December 14, 2003

"We are All Paris Hilton?" No, We Are Not. - Value Driven - Admit It: You, Too, Are Paris Hilton

This article's premise is that we are all coddled, and that if you compared what we have today with what someone had 40 years ago, then we'd look just as silly as Paris Hilton and the rest of the rich. I disagree.

The primary problem with this premise is this: Paris isn't living 40 years from now. She's living now, she lives in a life of luxury, and she's as inable to live in reality as a human being can be. She's spoiled, beyond that of which it's possible for me to believe.

But his statistics for the poor get me. Here's the quote:

No, I'm not overlooking the poor, especially at this time of year. They are indeed always with us, but not the way they used to be. Some 21% of U.S. families were poor in 1960, while in 2001, the latest year for which figures are available, just 10% were. And those official statistics exclude the value of noncash government benefits like food stamps and Medicaid, which didn't exist in 1960. That's why some economists estimate that today's real poverty rate is much less than officially reported, maybe only half.

I'm gathering his idea of "poor" is earning below the poverty line -- which is not just "poor" but very, very poor.

From the "">Census Bureau, the level of poverty for a 4 person household with 2 children is $18,244. If both parents work, that's $4.50/hour each parent. And it's not exactly high pay.

For those of us without kids, the figure drops by 1/2 -- to $9,359. That's $4.68 an hour for a full time job.

Both of these, by the way, are less than the minimum wage -- hence, if you have a full time minimum wage job, you're not poor. And those benefits stated above? They cut off at the poverty level.

The poor is less than 10 percent, my ass.

(Just for kicks... Poverty level for 1960 was $1,982 for a 2 child household. In 1980, it was $8,633. In 1990, it was $13,254. )

The point being: reality is something the poor can ill afford to forget. And while the definition of poor seems to be something this joker can fiddle with, the reality is the jokers who are 21 and richer that small countries seem to be as clueless as a newborn. That's what we're laughing at -- people without any ability to rationally judge and weigh decisions.

The "poor" -- really, the average person -- rushes for $29 DVDs, because they know it's the only price they can afford one. (Not to mention, that woman who was injured has since been found to be a serial litigant, so I'd think twice about using that anacedote). Also note, movies aren't getting released on VHS as much, so in order to see movies cheaply they have to have one.

The poor know they're "obese" -- that's because many can't afford healthy foods.
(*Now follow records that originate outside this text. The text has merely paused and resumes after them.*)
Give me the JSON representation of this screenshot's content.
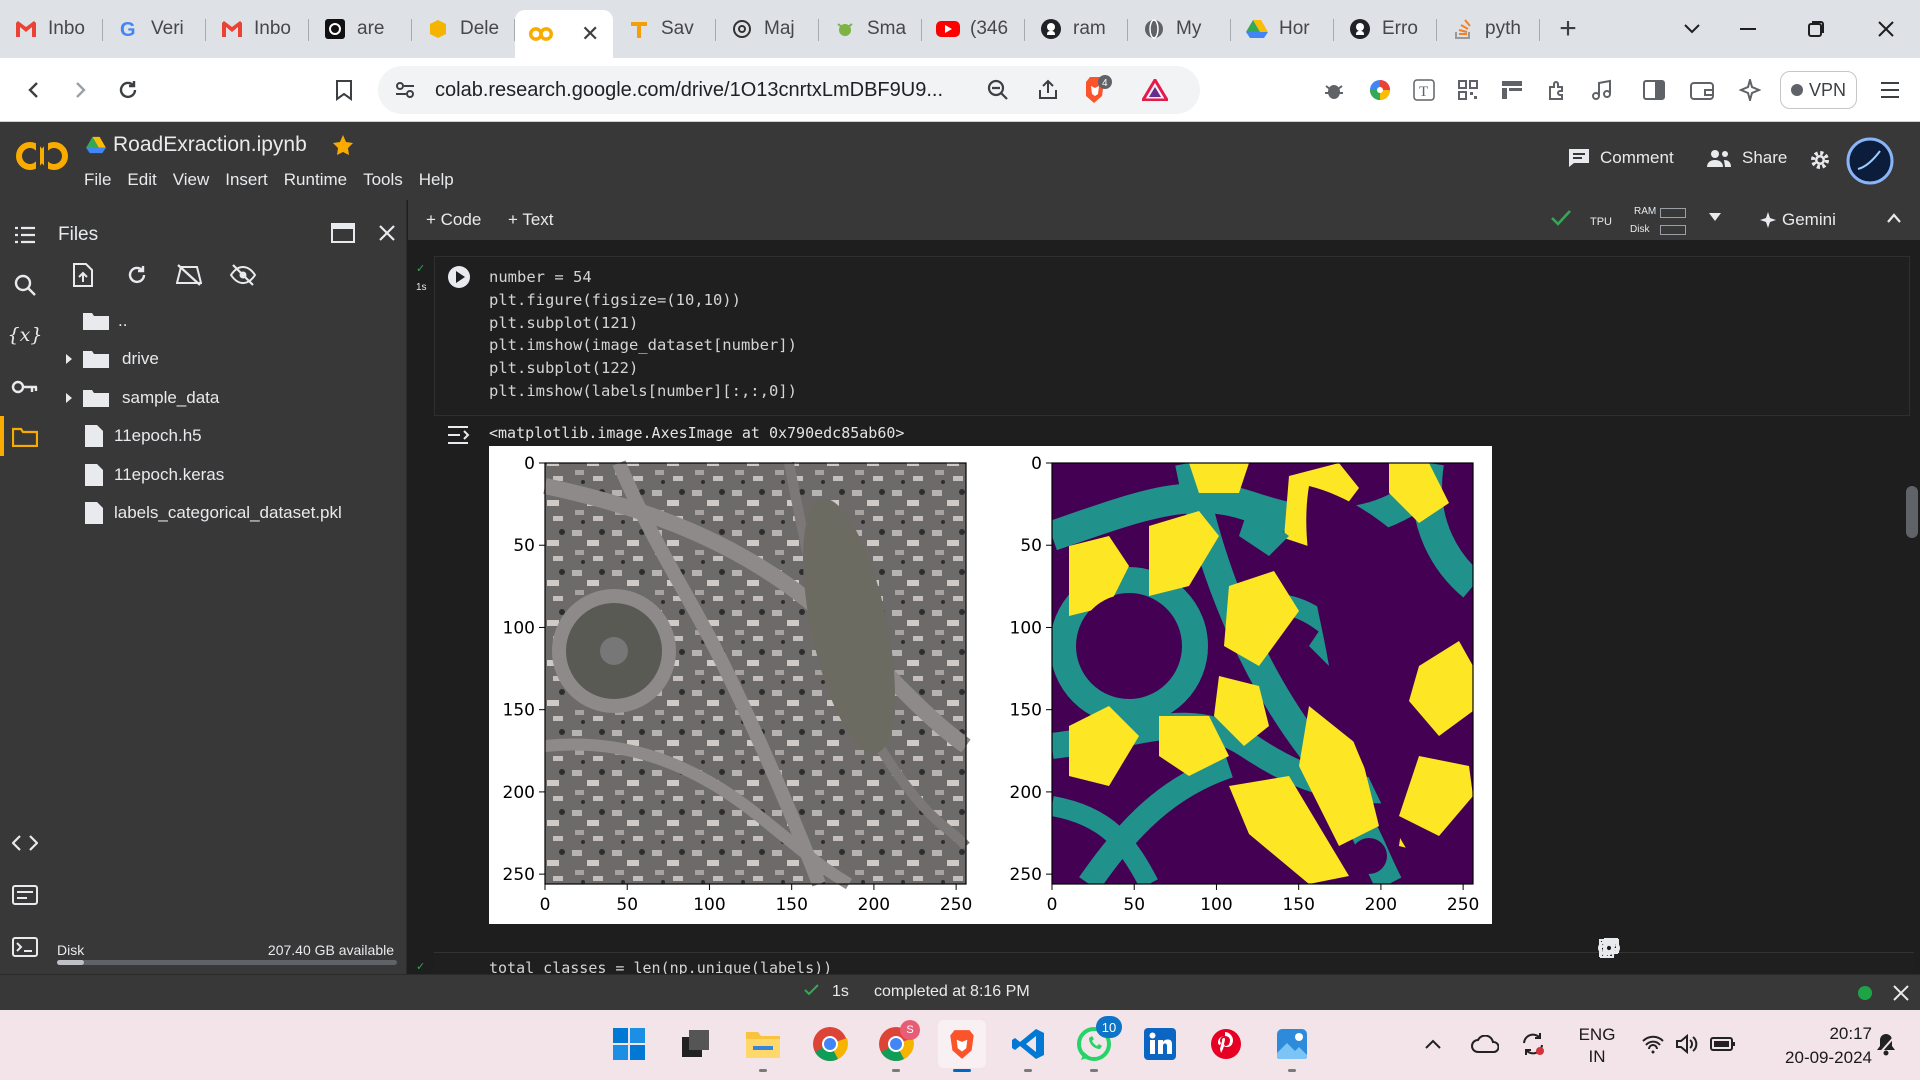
{
  "browser": {
    "tabs": [
      {
        "label": "Inbo",
        "icon": "gmail-icon"
      },
      {
        "label": "Veri",
        "icon": "google-icon"
      },
      {
        "label": "Inbo",
        "icon": "gmail-icon"
      },
      {
        "label": "are",
        "icon": "openai-icon"
      },
      {
        "label": "Dele",
        "icon": "box-icon"
      },
      {
        "label": "",
        "icon": "colab-icon",
        "active": true
      },
      {
        "label": "Sav",
        "icon": "translate-icon"
      },
      {
        "label": "Maj",
        "icon": "chatgpt-icon"
      },
      {
        "label": "Sma",
        "icon": "bug-icon"
      },
      {
        "label": "(346",
        "icon": "youtube-icon"
      },
      {
        "label": "ram",
        "icon": "github-icon"
      },
      {
        "label": "My",
        "icon": "globe-icon"
      },
      {
        "label": "Hor",
        "icon": "drive-icon"
      },
      {
        "label": "Erro",
        "icon": "github-icon"
      },
      {
        "label": "pyth",
        "icon": "stackoverflow-icon"
      }
    ],
    "url": "colab.research.google.com/drive/1O13cnrtxLmDBF9U9...",
    "vpn_label": "VPN",
    "brave_badge": "4"
  },
  "colab": {
    "notebook_title": "RoadExraction.ipynb",
    "menu": [
      "File",
      "Edit",
      "View",
      "Insert",
      "Runtime",
      "Tools",
      "Help"
    ],
    "comment_label": "Comment",
    "share_label": "Share",
    "add_code_label": "+ Code",
    "add_text_label": "+ Text",
    "runtime_type": "TPU",
    "ram_label": "RAM",
    "disk_label": "Disk",
    "gemini_label": "Gemini"
  },
  "files_panel": {
    "title": "Files",
    "items": [
      {
        "label": "..",
        "kind": "folder"
      },
      {
        "label": "drive",
        "kind": "folder",
        "expandable": true
      },
      {
        "label": "sample_data",
        "kind": "folder",
        "expandable": true
      },
      {
        "label": "11epoch.h5",
        "kind": "file"
      },
      {
        "label": "11epoch.keras",
        "kind": "file"
      },
      {
        "label": "labels_categorical_dataset.pkl",
        "kind": "file"
      }
    ],
    "disk_label": "Disk",
    "disk_available": "207.40 GB available",
    "disk_used_fraction": 0.08
  },
  "cell": {
    "exec_time": "1s",
    "code_lines": [
      "number = 54",
      "plt.figure(figsize=(10,10))",
      "plt.subplot(121)",
      "plt.imshow(image_dataset[number])",
      "plt.subplot(122)",
      "plt.imshow(labels[number][:,:,0])"
    ],
    "output_text": "<matplotlib.image.AxesImage at 0x790edc85ab60>",
    "next_cell_code": "total_classes = len(np.unique(labels))"
  },
  "chart_data": [
    {
      "type": "image",
      "x": [
        0,
        256
      ],
      "y": [
        0,
        256
      ],
      "xticks": [
        "0",
        "50",
        "100",
        "150",
        "200",
        "250"
      ],
      "yticks": [
        "0",
        "50",
        "100",
        "150",
        "200",
        "250"
      ]
    },
    {
      "type": "heatmap",
      "x": [
        0,
        256
      ],
      "y": [
        0,
        256
      ],
      "xticks": [
        "0",
        "50",
        "100",
        "150",
        "200",
        "250"
      ],
      "yticks": [
        "0",
        "50",
        "100",
        "150",
        "200",
        "250"
      ],
      "colors": [
        "#440154",
        "#21918c",
        "#fde725"
      ]
    }
  ],
  "status": {
    "time": "1s",
    "completed_text": "completed at 8:16 PM",
    "connected_color": "#1ea446"
  },
  "taskbar": {
    "lang_top": "ENG",
    "lang_bottom": "IN",
    "clock_time": "20:17",
    "clock_date": "20-09-2024",
    "chrome_badge": "S",
    "whatsapp_badge": "10"
  }
}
Healthy foods, like salad and such require a) time to cook, b) equipment to cook/store them with, and c) most often money to purchase them with. Salads are not expensive, per se; but tomatos, carrots, and such add up when you also have to buy meats. Canned and frozen foods keep better than fresh, and don't take as long to cook. Eating healthy does cost, in time and energy as well as money.

And instead of help, the poor get assholes like me and this joker talking about them from our on-high views.

Gefforey Colvin, bite me. I'm not Paris Hilton, and neither are most people we know. We may have cool new technologies, but a DVD player doesn't make me think Wal-mart sells walls.

Posted by Ted Stevko at December 14, 2003 06:19 PM | TrackBack